Alright this isn’t about food. Beverages will be tomorrow, pending beer review (that’s a pun).
Sucks is very nice.”
If you haven’t noticed, I am a strong supporter of free speech. I prefer to never censor anyone’s point of view or expression thereof, how else can I hope to know what is going on? There are times when certain language is inappropriate, or doesn’t fit the discussion, and at such times I will step in and point out why it is inappropriate, and were it to be over the top I might delete it, I’ve never had too but I’m aware that decision will have to be made one day. I would rather follow the advice of Abraham Lincoln, “Better to remain silent and be thought a fool than to speak out and remove all doubt.” and let others prove their intellect.
A number of things centering on the same topic came to me in the last day, so instead of writing about wines and beers or telling you about my new job at an organic farm, I’ll be making some points about censorship today.
My interest in censorship began at an appearance by Barry Hoffman, founder of Gauntlet magazine, at a Barnes and Nobles. Barry was speaking about censorship, and how his publications were protesting against it. Gauntlet discusses and reprints articles that have been censored in various publications, and by doing so has been censored (in the form of being banned) in a variety of markets. He brought up a statement by Larry Flynt, “Freedom of speech doesn’t protect speech you like; it protects speech you don’t like”.

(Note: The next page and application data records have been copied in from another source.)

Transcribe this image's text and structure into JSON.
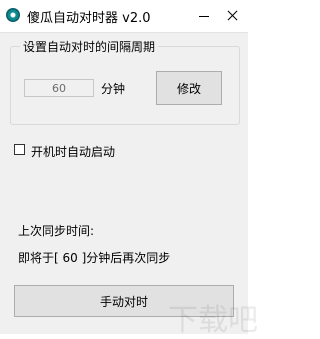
{
  "window": {
    "title": "傻瓜自动对时器 v2.0",
    "icon": "clock-sync-icon",
    "controls": [
      "minimize-icon",
      "close-icon"
    ]
  },
  "interval_group": {
    "title": "设置自动对时的间隔周期",
    "value": "60",
    "unit": "分钟",
    "modify_button": "修改"
  },
  "autostart": {
    "label": "开机时自动启动",
    "checked": false
  },
  "status": {
    "last_sync": "上次同步时间:",
    "next_sync": "即将于[ 60 ]分钟后再次同步"
  },
  "sync_button": "手动对时",
  "watermark": "下载吧"
}
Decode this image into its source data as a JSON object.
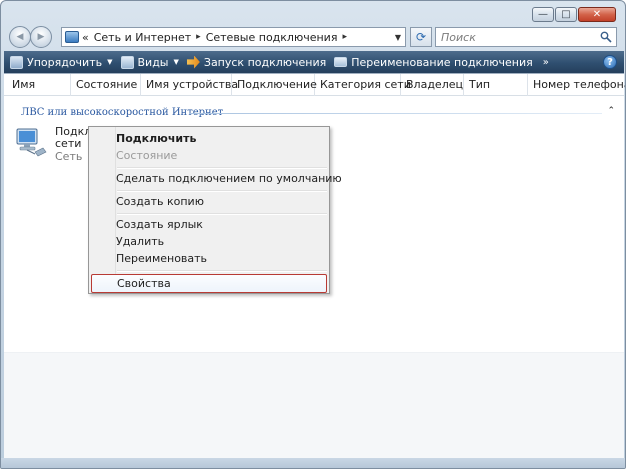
{
  "window": {
    "caption_buttons": {
      "minimize": "—",
      "maximize": "□",
      "close": "✕"
    }
  },
  "address_bar": {
    "prefix": "«",
    "crumbs": [
      "Сеть и Интернет",
      "Сетевые подключения"
    ],
    "separator": "▸",
    "dropdown_icon": "chevron-down-icon"
  },
  "search": {
    "placeholder": "Поиск"
  },
  "toolbar": {
    "organize": "Упорядочить",
    "views": "Виды",
    "launch": "Запуск подключения",
    "rename": "Переименование подключения",
    "more": "»",
    "help": "?"
  },
  "columns": [
    "Имя",
    "Состояние",
    "Имя устройства",
    "Подключение",
    "Категория сети",
    "Владелец",
    "Тип",
    "Номер телефона..."
  ],
  "group": {
    "title": "ЛВС или высокоскоростной Интернет",
    "collapse": "⌃"
  },
  "item": {
    "name_line1": "Подклю",
    "name_line2": "сети",
    "subtitle": "Сеть"
  },
  "context_menu": {
    "items": [
      {
        "label": "Подключить",
        "style": "bold"
      },
      {
        "label": "Состояние",
        "style": "disabled"
      },
      {
        "label": "Сделать подключением по умолчанию",
        "style": "normal"
      },
      {
        "label": "Создать копию",
        "style": "normal"
      },
      {
        "label": "Создать ярлык",
        "style": "normal"
      },
      {
        "label": "Удалить",
        "style": "normal"
      },
      {
        "label": "Переименовать",
        "style": "normal"
      },
      {
        "label": "Свойства",
        "style": "highlight"
      }
    ]
  },
  "colors": {
    "toolbar": "#2f4f70",
    "group_header": "#2a58a0",
    "highlight_border": "#b83a34"
  }
}
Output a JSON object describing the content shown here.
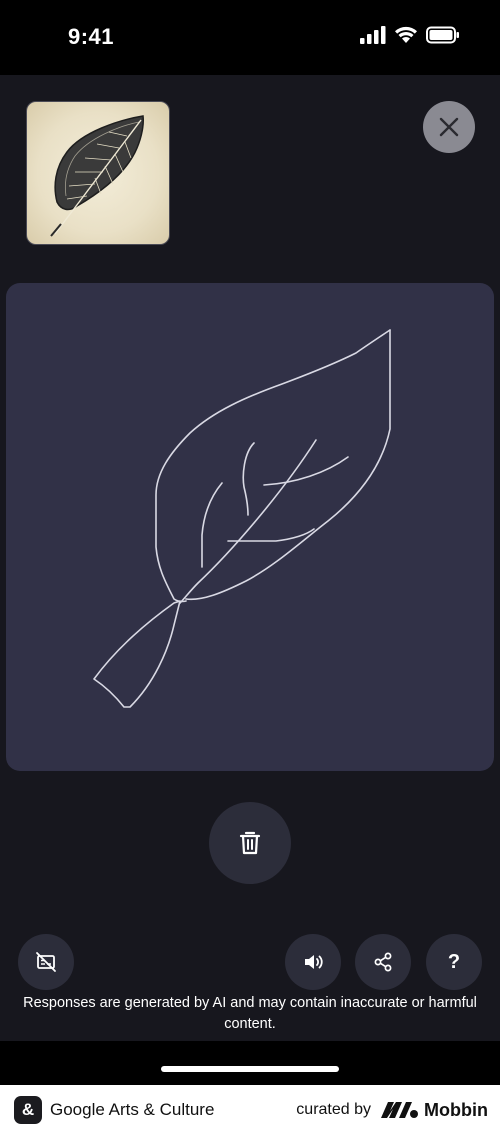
{
  "status_bar": {
    "time": "9:41"
  },
  "disclaimer": "Responses are generated by AI and may contain inaccurate or harmful content.",
  "footer": {
    "app_icon_glyph": "&",
    "app_name": "Google Arts & Culture",
    "curated_by": "curated by",
    "brand": "Mobbin"
  },
  "buttons": {
    "help_label": "?"
  },
  "icons": {
    "close": "close-icon",
    "delete": "trash-icon",
    "caption_off": "caption-off-icon",
    "audio": "speaker-icon",
    "share": "share-icon"
  },
  "colors": {
    "background": "#17171e",
    "canvas": "#313147",
    "button": "#2c2d3a",
    "stroke": "#d9d9e4"
  }
}
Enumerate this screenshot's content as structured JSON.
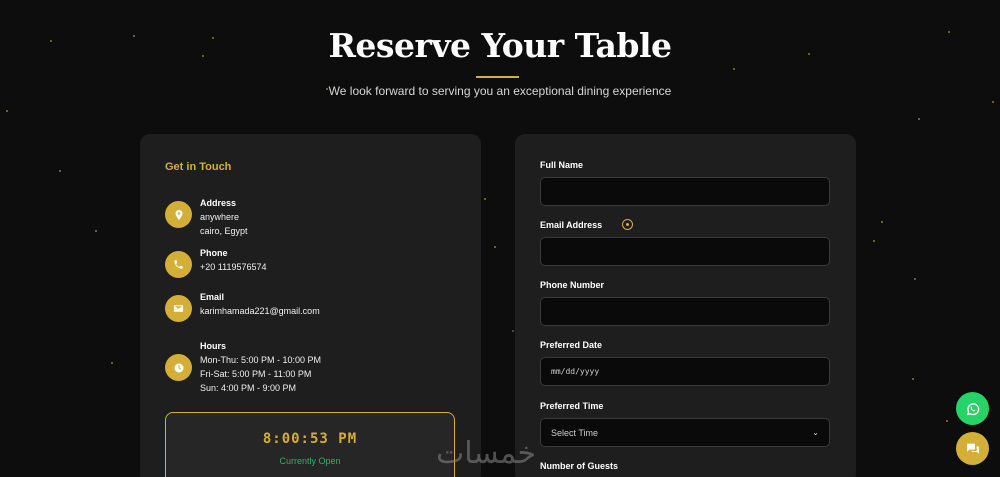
{
  "hero": {
    "title": "Reserve Your Table",
    "subtitle": "We look forward to serving you an exceptional dining experience"
  },
  "contact": {
    "title": "Get in Touch",
    "address": {
      "label": "Address",
      "lines": [
        "anywhere",
        "cairo, Egypt"
      ],
      "icon": "location-pin-icon"
    },
    "phone": {
      "label": "Phone",
      "value": "+20 1119576574",
      "icon": "phone-icon"
    },
    "email": {
      "label": "Email",
      "value": "karimhamada221@gmail.com",
      "icon": "envelope-icon"
    },
    "hours": {
      "label": "Hours",
      "lines": [
        "Mon-Thu: 5:00 PM - 10:00 PM",
        "Fri-Sat: 5:00 PM - 11:00 PM",
        "Sun: 4:00 PM - 9:00 PM"
      ],
      "icon": "clock-icon"
    },
    "clock": {
      "time": "8:00:53 PM",
      "status": "Currently Open"
    }
  },
  "form": {
    "full_name": {
      "label": "Full Name",
      "value": ""
    },
    "email": {
      "label": "Email Address",
      "value": ""
    },
    "phone": {
      "label": "Phone Number",
      "value": ""
    },
    "date": {
      "label": "Preferred Date",
      "placeholder": "mm/dd/yyyy"
    },
    "time": {
      "label": "Preferred Time",
      "selected": "Select Time"
    },
    "guests": {
      "label": "Number of Guests"
    }
  },
  "watermark": "خمسات",
  "colors": {
    "accent": "#d4af37",
    "background": "#0d0d0d",
    "card": "#1e1e1e",
    "open_status": "#2fb364",
    "whatsapp": "#25d366"
  }
}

I spend time and money supporting speech, some of which I don’t like, and some I have grown to like. Some of the artists I enjoy, I was originally interested in because they had been censored. Eminem and Everlast come to mind, two “rappers” with incredible messages and unique talents in word crafting. It was hard to follow their rap with words cut out on MTV, so I bought their albums. Salmam Rushdie, on the other hand, was given the opportunity to prove to me what a boring writer he is. You never know unless you investigate the subject yourself.
The other day, President Obama gave the commencement address to the graduating students of Ohio State University. In it, he instructed these apparently bright young university graduates, the leaders of tomorrow to not listen to voices that warn about government tyranny. I don’t care what your views are, the immediate image was “pay no attention to the man behind the curtain”. What kind of leader tells people to not listen to other points of view?

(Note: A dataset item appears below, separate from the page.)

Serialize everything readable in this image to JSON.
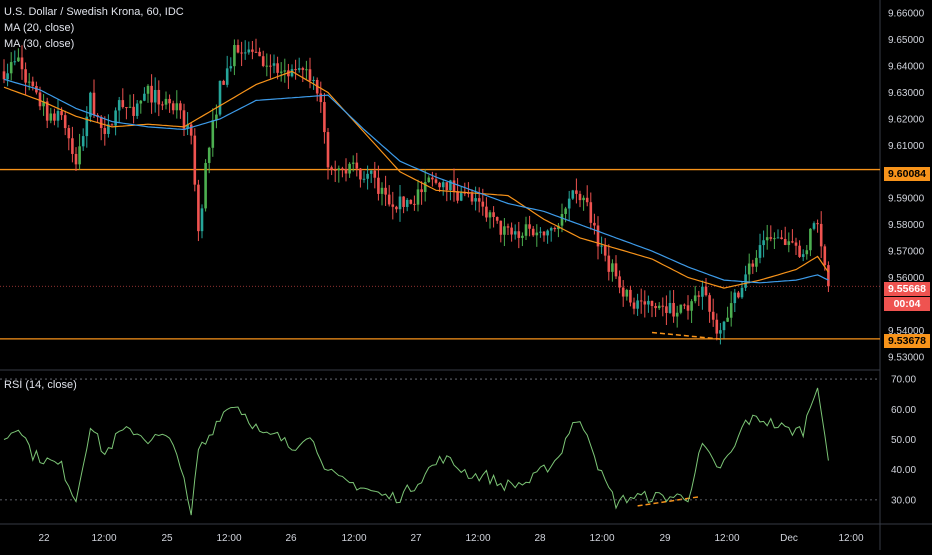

This morning, a friend who writes and edits Planet Princeton, an online news source focused on Princeton New Jersey, mentioned that the town is no longer indexing Planet Princeton on their website, using other sources for community news. Could this be because Planet Princeton remains independent, reporting from a neutral point of view, not just repeating anyone’s personal agenda? Yes. Recently a series of articles were criticized as being “negative”. Being “censored” in this fashion is a two edged sword. It is a badge of honor for a journalist to be singled out as reporting the inconvenient truth, but the loss in readership hurts. I’m thinking of putting together a QR code and pasting it on everything in town, starting with the police vehicles (Note to Princeton Police Department, my fingerprints are on record, have proof before you knock on my door).
People can be oversensitive to censorship, but again, their voice is telling something. A complaint means to listen more closely, sometimes it’s a valid point. A few weeks ago a friend posted something and I asked if she had vetted her source. Her angry response was “don’t censor me”. The subject involved was very close to her heart, and she is not a journalist, so I may have needed to use a gentler approach. I don’t view questions as censorship, but a sensitive person may.
Censorship can have many forms, from blacking out text to banning a book to eliminating the author. Censorship can take the form of simply not carrying a product, as Walmart has done with music, or as in the case of Princeton not indexing a particular source. Censorship can be seen as the choices of news directors, what gets covered and what doesn’t. Censorship can be the process of alienating an activity, as was successfully done with smokers, to reduce their acceptance. Censorship can take the form of obfuscation, or of vilifying individuals with alternate points of view. This practice is insidious, and growing. From what I’ve seen lately as debating tactics, the last few have become popular. It’s one of the reasons I wrote this article. When discussing if a particular tactic was censorship, one argument was that since the publisher had not been shut down, he wasn’t being censored.
Don’t buy it. In any form, Censorship really does Suck.